Task prompt: Every line of the data that includes "settings" should be copied out.

Dataset content:
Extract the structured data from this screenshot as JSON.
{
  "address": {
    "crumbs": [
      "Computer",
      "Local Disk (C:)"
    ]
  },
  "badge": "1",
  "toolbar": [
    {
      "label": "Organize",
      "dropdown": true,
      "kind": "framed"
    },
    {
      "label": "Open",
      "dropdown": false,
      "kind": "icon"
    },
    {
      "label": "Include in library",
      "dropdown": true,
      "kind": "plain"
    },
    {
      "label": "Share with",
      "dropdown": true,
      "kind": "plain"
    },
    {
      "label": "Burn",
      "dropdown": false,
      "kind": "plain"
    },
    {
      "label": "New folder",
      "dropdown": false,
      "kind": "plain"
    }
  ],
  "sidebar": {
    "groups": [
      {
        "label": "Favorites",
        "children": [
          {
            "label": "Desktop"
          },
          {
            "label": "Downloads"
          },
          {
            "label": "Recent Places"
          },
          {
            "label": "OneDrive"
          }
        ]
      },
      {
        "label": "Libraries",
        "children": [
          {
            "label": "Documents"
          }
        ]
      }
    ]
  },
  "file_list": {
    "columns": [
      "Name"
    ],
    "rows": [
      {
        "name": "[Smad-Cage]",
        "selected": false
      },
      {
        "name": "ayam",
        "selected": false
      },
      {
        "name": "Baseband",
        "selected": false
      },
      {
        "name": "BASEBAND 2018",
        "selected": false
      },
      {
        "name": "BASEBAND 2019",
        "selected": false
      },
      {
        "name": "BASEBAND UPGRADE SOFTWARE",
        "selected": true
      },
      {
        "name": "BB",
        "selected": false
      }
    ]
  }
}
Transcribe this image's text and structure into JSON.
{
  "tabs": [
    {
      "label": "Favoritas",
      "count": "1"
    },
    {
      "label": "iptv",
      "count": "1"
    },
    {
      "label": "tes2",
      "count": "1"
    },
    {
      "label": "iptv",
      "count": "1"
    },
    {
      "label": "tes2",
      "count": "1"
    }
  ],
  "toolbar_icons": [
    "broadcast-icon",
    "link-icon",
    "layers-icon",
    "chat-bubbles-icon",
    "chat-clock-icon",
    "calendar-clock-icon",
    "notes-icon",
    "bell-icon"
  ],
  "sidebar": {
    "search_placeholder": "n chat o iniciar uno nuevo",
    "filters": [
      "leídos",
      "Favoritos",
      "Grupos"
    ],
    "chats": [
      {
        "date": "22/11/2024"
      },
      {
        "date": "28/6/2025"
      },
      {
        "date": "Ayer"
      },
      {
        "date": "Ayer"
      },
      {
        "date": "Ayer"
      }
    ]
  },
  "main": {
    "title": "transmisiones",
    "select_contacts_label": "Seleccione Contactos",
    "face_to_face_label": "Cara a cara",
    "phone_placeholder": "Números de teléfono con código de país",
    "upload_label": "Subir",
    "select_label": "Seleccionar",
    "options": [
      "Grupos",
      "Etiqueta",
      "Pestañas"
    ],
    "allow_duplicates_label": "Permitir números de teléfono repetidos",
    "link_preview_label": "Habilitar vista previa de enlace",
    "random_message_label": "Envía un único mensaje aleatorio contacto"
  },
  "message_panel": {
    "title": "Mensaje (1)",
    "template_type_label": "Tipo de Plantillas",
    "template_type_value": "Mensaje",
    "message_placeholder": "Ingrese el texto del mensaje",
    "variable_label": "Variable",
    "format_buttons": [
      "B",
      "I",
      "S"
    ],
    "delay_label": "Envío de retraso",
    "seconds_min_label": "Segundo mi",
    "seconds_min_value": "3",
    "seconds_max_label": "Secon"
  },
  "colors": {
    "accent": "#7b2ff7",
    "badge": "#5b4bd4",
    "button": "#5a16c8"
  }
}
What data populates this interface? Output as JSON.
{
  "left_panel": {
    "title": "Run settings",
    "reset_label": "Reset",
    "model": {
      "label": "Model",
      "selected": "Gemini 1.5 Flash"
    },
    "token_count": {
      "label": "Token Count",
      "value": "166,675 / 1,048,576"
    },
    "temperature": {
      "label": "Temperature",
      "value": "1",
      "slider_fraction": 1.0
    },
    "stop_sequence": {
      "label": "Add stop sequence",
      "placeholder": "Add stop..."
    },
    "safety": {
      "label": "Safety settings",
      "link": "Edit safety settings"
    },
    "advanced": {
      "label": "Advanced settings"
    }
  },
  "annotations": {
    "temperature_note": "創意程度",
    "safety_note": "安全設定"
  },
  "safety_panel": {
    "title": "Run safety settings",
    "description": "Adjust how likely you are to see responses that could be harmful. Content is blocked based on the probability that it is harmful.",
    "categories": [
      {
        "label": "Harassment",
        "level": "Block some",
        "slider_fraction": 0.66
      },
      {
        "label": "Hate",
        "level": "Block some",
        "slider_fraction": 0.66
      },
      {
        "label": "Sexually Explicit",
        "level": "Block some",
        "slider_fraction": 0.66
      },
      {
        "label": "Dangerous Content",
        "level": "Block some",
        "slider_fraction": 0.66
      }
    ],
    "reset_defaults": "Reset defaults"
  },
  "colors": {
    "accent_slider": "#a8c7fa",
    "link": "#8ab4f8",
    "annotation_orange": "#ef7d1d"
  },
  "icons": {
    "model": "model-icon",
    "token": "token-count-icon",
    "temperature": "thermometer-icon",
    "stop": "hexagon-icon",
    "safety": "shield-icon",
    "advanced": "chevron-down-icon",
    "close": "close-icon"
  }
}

Written solution:
    "title": "Run settings",
      "label": "Safety settings",
      "link": "Edit safety settings"
      "label": "Advanced settings"
    "title": "Run safety settings",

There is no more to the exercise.